Interview: Mukesh Kumar, Woodberry Stores
Tell us a bit about your shop.
It's seen a lot of changes in its time. It used to be a newsagent, then a Spar. We took it over three years ago.

How do you feel about the Mystery Shop?
I've been in the trade for 25 years and we've never had one before. I never thought we'd get one down here, although we have had Trading Standards and HM Revenue & Customs checks. We're really excited and we know your magazine well. We love to help our customers and the local community.

Who are your suppliers and are you happy with them?
Bestway and Booker are the main ones. And yes, we get deliveries every day and don't have any problems with them at all.

How has the mix of products and services changed at your store in the past 12 months?
We got the Lottery machine just over a year ago. Otherwise there have been no new additions in the past 12 months. When we moved here, this store did not have many services. There was no cashpoint, top up or lottery - we have put them all in ourselves.

What is the worst thing to have happened to your business in the past 12 months?
There has been a slight decrease in sales with the credit crunch, but nothing drastic.

How do you feel about the proposed legislation to restrict cigarette sales to under the counter?
It's just stupid.
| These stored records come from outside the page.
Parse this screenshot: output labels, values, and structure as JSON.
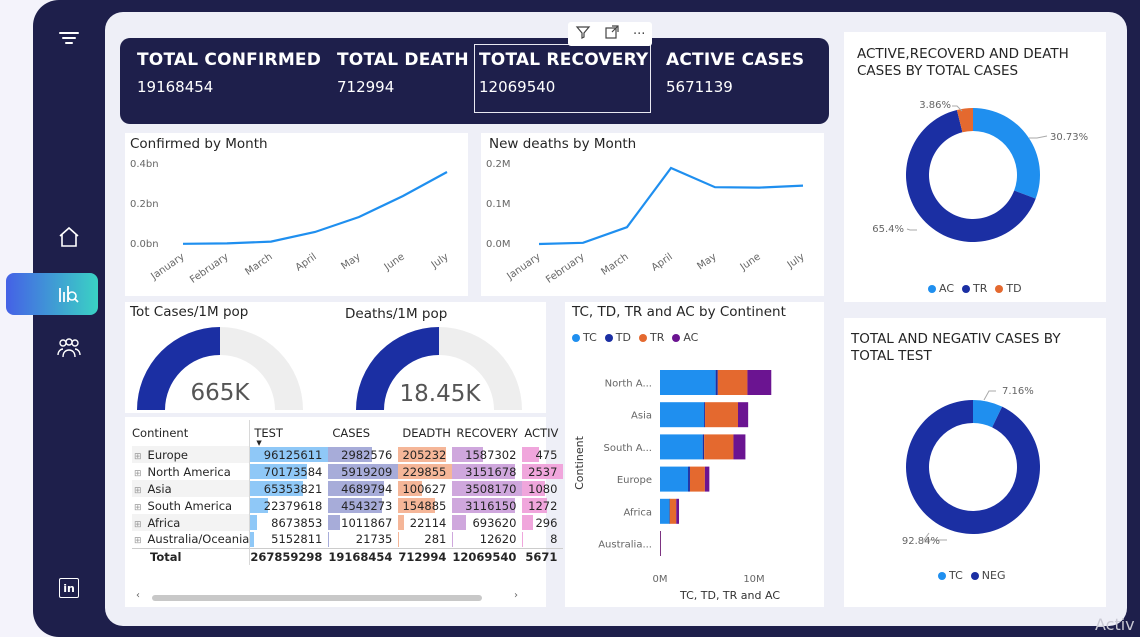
{
  "kpis": [
    {
      "label": "TOTAL CONFIRMED",
      "value": "19168454"
    },
    {
      "label": "TOTAL DEATH",
      "value": "712994"
    },
    {
      "label": "TOTAL RECOVERY",
      "value": "12069540"
    },
    {
      "label": "ACTIVE CASES",
      "value": "5671139"
    }
  ],
  "toolbar": {
    "filter_icon": "filter-icon",
    "focus_icon": "focus-mode-icon",
    "more_label": "···"
  },
  "sidebar": {
    "icons": [
      "menu-icon",
      "home-icon",
      "analytics-icon",
      "people-icon",
      "linkedin-icon"
    ],
    "linkedin_label": "in"
  },
  "confirmed_chart": {
    "title": "Confirmed by Month",
    "chart_data": {
      "type": "line",
      "categories": [
        "January",
        "February",
        "March",
        "April",
        "May",
        "June",
        "July"
      ],
      "values": [
        0.001,
        0.003,
        0.012,
        0.06,
        0.135,
        0.24,
        0.36
      ],
      "y_ticks": [
        "0.0bn",
        "0.2bn",
        "0.4bn"
      ],
      "ylim": [
        0,
        0.4
      ],
      "color": "#1f8fef"
    }
  },
  "deaths_chart": {
    "title": "New deaths by Month",
    "chart_data": {
      "type": "line",
      "categories": [
        "January",
        "February",
        "March",
        "April",
        "May",
        "June",
        "July"
      ],
      "values": [
        0.0,
        0.003,
        0.042,
        0.19,
        0.142,
        0.141,
        0.146
      ],
      "y_ticks": [
        "0.0M",
        "0.1M",
        "0.2M"
      ],
      "ylim": [
        0,
        0.2
      ],
      "color": "#1f8fef"
    }
  },
  "gauges": [
    {
      "title": "Tot Cases/1M pop",
      "value_label": "665K",
      "fill": 0.5,
      "color": "#1b2fa3"
    },
    {
      "title": "Deaths/1M pop",
      "value_label": "18.45K",
      "fill": 0.5,
      "color": "#1b2fa3"
    }
  ],
  "matrix": {
    "headers": [
      "Continent",
      "TEST",
      "CASES",
      "DEADTH",
      "RECOVERY",
      "ACTIV"
    ],
    "rows": [
      {
        "name": "Europe",
        "test": "96125611",
        "cases": "2982576",
        "death": "205232",
        "recovery": "1587302",
        "active": "475",
        "tf": 1.0,
        "cf": 0.62,
        "df": 0.89,
        "rf": 0.44,
        "af": 0.4
      },
      {
        "name": "North America",
        "test": "70173584",
        "cases": "5919209",
        "death": "229855",
        "recovery": "3151678",
        "active": "2537",
        "tf": 0.73,
        "cf": 1.0,
        "df": 1.0,
        "rf": 0.9,
        "af": 1.0
      },
      {
        "name": "Asia",
        "test": "65353821",
        "cases": "4689794",
        "death": "100627",
        "recovery": "3508170",
        "active": "1080",
        "tf": 0.68,
        "cf": 0.8,
        "df": 0.44,
        "rf": 1.0,
        "af": 0.55
      },
      {
        "name": "South America",
        "test": "22379618",
        "cases": "4543273",
        "death": "154885",
        "recovery": "3116150",
        "active": "1272",
        "tf": 0.23,
        "cf": 0.77,
        "df": 0.67,
        "rf": 0.89,
        "af": 0.6
      },
      {
        "name": "Africa",
        "test": "8673853",
        "cases": "1011867",
        "death": "22114",
        "recovery": "693620",
        "active": "296",
        "tf": 0.09,
        "cf": 0.17,
        "df": 0.1,
        "rf": 0.2,
        "af": 0.25
      },
      {
        "name": "Australia/Oceania",
        "test": "5152811",
        "cases": "21735",
        "death": "281",
        "recovery": "12620",
        "active": "8",
        "tf": 0.05,
        "cf": 0.01,
        "df": 0.01,
        "rf": 0.01,
        "af": 0.02
      }
    ],
    "total": {
      "name": "Total",
      "test": "267859298",
      "cases": "19168454",
      "death": "712994",
      "recovery": "12069540",
      "active": "5671"
    },
    "expand_icon": "⊞"
  },
  "continent_chart": {
    "title": "TC, TD, TR and AC by Continent",
    "ylabel": "Continent",
    "xlabel": "TC, TD, TR and AC",
    "legend": [
      {
        "name": "TC",
        "color": "#1f8fef"
      },
      {
        "name": "TD",
        "color": "#1b2fa3"
      },
      {
        "name": "TR",
        "color": "#e4692f"
      },
      {
        "name": "AC",
        "color": "#6b1491"
      }
    ],
    "chart_data": {
      "type": "bar",
      "orientation": "horizontal",
      "stacked": true,
      "categories": [
        "North A...",
        "Asia",
        "South A...",
        "Europe",
        "Africa",
        "Australia..."
      ],
      "series": [
        {
          "name": "TC",
          "values": [
            5919209,
            4689794,
            4543273,
            2982576,
            1011867,
            21735
          ]
        },
        {
          "name": "TD",
          "values": [
            229855,
            100627,
            154885,
            205232,
            22114,
            281
          ]
        },
        {
          "name": "TR",
          "values": [
            3151678,
            3508170,
            3116150,
            1587302,
            693620,
            12620
          ]
        },
        {
          "name": "AC",
          "values": [
            2537000,
            1080000,
            1272000,
            475000,
            296000,
            8000
          ]
        }
      ],
      "x_ticks": [
        "0M",
        "10M"
      ],
      "xlim": [
        0,
        15000000
      ]
    }
  },
  "donut_top": {
    "title": "ACTIVE,RECOVERD AND DEATH CASES BY TOTAL CASES",
    "chart_data": {
      "type": "pie",
      "donut": true,
      "slices": [
        {
          "name": "AC",
          "value": 30.73,
          "label": "30.73%",
          "color": "#1f8fef"
        },
        {
          "name": "TR",
          "value": 65.4,
          "label": "65.4%",
          "color": "#1b2fa3"
        },
        {
          "name": "TD",
          "value": 3.86,
          "label": "3.86%",
          "color": "#e4692f"
        }
      ]
    }
  },
  "donut_bottom": {
    "title": "TOTAL AND NEGATIV CASES BY TOTAL TEST",
    "chart_data": {
      "type": "pie",
      "donut": true,
      "slices": [
        {
          "name": "TC",
          "value": 7.16,
          "label": "7.16%",
          "color": "#1f8fef"
        },
        {
          "name": "NEG",
          "value": 92.84,
          "label": "92.84%",
          "color": "#1b2fa3"
        }
      ]
    }
  },
  "watermark": "Activ"
}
At the end of the day, if customers are going to buy them they will anyway, you can't deter them. And where are we supposed to put them? There isn't enough room under the counter.

What is the best news you have received so far this year?
Just the recognition that customers are happy to come here as it's a community shop and the staff are good with school kids. The area used to have a bad reputation, but things have changed. We are local ourselves and we don't tolerate misbehaviour so they respect us. The standards we set are much higher than they once were.

How is the recession likely to affect your business?
The multiples are putting on more and more offers and the customers are filling their trolleys. They are putting us out of business, yet they are not nice to shop in because they're impersonal. Here you get a natter, which is what people want - the friendly approach.

Do you think there will be an increase in theft as the recession kicks in?
Probably. There's not much you can do about it though.

What are your plans over the next 12 months?
This time next year, we hope to have retired happy and proud of the shop we've left behind.